DATASET:
************
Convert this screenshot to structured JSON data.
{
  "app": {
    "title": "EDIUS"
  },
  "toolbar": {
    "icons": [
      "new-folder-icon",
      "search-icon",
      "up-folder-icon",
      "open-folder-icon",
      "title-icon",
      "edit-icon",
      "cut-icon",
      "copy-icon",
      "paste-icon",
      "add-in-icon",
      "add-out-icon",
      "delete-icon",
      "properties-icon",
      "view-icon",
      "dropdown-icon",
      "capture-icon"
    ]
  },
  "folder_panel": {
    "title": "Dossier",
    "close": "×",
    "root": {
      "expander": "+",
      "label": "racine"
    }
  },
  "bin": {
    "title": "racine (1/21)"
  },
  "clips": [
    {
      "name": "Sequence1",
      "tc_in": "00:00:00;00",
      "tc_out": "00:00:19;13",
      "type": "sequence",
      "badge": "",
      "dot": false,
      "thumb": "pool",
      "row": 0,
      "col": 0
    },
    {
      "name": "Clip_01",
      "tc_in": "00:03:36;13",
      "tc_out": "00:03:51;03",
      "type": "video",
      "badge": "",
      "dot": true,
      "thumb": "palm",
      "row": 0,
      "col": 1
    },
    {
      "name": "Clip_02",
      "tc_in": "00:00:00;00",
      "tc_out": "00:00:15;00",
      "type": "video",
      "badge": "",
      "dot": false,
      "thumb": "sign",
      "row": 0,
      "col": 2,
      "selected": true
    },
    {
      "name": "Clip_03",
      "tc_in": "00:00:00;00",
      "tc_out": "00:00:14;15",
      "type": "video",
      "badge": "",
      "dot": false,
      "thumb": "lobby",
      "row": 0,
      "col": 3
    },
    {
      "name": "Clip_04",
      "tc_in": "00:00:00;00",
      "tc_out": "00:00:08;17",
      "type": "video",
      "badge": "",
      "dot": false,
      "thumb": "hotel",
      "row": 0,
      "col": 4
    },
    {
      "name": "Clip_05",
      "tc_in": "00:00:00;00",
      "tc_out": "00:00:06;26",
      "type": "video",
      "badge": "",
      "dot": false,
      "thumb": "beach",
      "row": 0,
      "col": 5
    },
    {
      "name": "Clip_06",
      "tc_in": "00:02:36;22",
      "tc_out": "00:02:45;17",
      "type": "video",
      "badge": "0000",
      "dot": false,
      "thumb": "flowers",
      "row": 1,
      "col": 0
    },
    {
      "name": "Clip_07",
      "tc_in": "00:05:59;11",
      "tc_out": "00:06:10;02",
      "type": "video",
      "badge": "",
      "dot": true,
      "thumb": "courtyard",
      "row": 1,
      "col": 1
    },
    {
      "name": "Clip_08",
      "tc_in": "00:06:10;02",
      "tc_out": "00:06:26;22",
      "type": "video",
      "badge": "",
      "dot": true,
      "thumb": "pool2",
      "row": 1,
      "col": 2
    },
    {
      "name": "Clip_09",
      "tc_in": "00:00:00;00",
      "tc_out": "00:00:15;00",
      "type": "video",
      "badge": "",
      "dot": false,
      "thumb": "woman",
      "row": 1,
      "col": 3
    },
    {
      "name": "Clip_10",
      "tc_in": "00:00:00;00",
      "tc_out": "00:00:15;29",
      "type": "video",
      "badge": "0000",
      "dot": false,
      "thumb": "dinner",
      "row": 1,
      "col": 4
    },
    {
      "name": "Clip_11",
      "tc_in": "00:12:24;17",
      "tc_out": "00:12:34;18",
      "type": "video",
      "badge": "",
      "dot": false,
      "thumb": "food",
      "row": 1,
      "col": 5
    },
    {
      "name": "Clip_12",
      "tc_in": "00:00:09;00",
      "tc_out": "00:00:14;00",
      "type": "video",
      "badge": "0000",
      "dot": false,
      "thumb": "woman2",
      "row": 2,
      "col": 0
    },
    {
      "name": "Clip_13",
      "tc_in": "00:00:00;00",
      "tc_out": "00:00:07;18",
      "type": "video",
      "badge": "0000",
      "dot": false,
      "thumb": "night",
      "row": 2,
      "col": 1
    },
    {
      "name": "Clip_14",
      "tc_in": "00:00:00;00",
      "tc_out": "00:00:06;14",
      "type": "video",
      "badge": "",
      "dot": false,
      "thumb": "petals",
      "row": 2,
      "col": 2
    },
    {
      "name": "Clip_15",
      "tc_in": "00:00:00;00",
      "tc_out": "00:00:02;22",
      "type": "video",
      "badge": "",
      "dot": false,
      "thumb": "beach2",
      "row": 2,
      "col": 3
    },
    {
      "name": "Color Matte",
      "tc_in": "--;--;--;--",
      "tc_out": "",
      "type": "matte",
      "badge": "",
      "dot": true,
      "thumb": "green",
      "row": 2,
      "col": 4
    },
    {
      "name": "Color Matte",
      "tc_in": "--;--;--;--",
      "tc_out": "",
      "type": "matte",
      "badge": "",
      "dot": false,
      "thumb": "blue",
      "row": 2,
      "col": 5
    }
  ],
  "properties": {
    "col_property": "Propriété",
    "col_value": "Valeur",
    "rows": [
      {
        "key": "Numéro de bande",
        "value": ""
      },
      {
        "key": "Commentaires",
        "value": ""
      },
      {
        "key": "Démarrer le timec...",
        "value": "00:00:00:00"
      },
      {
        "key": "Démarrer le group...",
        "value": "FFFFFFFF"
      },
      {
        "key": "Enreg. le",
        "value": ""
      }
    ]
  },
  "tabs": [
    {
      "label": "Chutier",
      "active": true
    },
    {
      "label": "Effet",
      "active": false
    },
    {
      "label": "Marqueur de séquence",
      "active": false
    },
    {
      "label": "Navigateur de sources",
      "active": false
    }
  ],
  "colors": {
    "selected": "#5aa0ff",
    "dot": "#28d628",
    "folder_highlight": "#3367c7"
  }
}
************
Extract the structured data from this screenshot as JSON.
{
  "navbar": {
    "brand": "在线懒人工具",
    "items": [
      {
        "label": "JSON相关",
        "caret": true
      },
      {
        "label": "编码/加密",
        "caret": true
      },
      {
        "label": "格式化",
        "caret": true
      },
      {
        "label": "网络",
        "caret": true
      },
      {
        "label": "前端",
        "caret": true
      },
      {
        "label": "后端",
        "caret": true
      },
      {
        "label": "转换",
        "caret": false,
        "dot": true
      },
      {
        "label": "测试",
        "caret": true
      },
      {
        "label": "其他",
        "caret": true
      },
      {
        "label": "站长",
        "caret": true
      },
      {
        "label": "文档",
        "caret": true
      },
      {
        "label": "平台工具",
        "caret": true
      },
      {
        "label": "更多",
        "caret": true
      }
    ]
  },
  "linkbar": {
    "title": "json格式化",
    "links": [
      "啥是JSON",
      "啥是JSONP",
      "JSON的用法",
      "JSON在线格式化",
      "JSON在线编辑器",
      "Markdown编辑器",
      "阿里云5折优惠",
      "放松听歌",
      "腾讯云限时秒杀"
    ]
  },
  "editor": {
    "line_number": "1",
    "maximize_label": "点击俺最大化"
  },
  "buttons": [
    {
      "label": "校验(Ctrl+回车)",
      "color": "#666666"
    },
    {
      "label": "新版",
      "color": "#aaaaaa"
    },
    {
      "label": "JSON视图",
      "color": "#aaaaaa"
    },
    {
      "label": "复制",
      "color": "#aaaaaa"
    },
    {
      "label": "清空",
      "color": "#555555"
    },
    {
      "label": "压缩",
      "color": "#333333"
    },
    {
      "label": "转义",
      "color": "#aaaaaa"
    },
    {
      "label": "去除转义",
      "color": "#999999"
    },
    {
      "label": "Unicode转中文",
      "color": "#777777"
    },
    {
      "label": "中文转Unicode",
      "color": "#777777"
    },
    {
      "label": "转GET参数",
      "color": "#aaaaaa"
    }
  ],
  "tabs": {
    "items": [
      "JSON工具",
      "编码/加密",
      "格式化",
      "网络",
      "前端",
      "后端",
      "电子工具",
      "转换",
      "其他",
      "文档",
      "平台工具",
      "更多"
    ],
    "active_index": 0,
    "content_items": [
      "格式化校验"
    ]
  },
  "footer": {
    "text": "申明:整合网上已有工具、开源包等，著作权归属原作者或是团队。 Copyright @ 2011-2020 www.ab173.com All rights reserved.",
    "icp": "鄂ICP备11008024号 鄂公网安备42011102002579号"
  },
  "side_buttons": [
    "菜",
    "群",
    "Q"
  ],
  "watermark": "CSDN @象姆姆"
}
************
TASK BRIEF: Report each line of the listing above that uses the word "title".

REPLY:
    "title": "EDIUS"
      "title-icon",
    "title": "Dossier",
    "title": "racine (1/21)"
    "title": "json格式化",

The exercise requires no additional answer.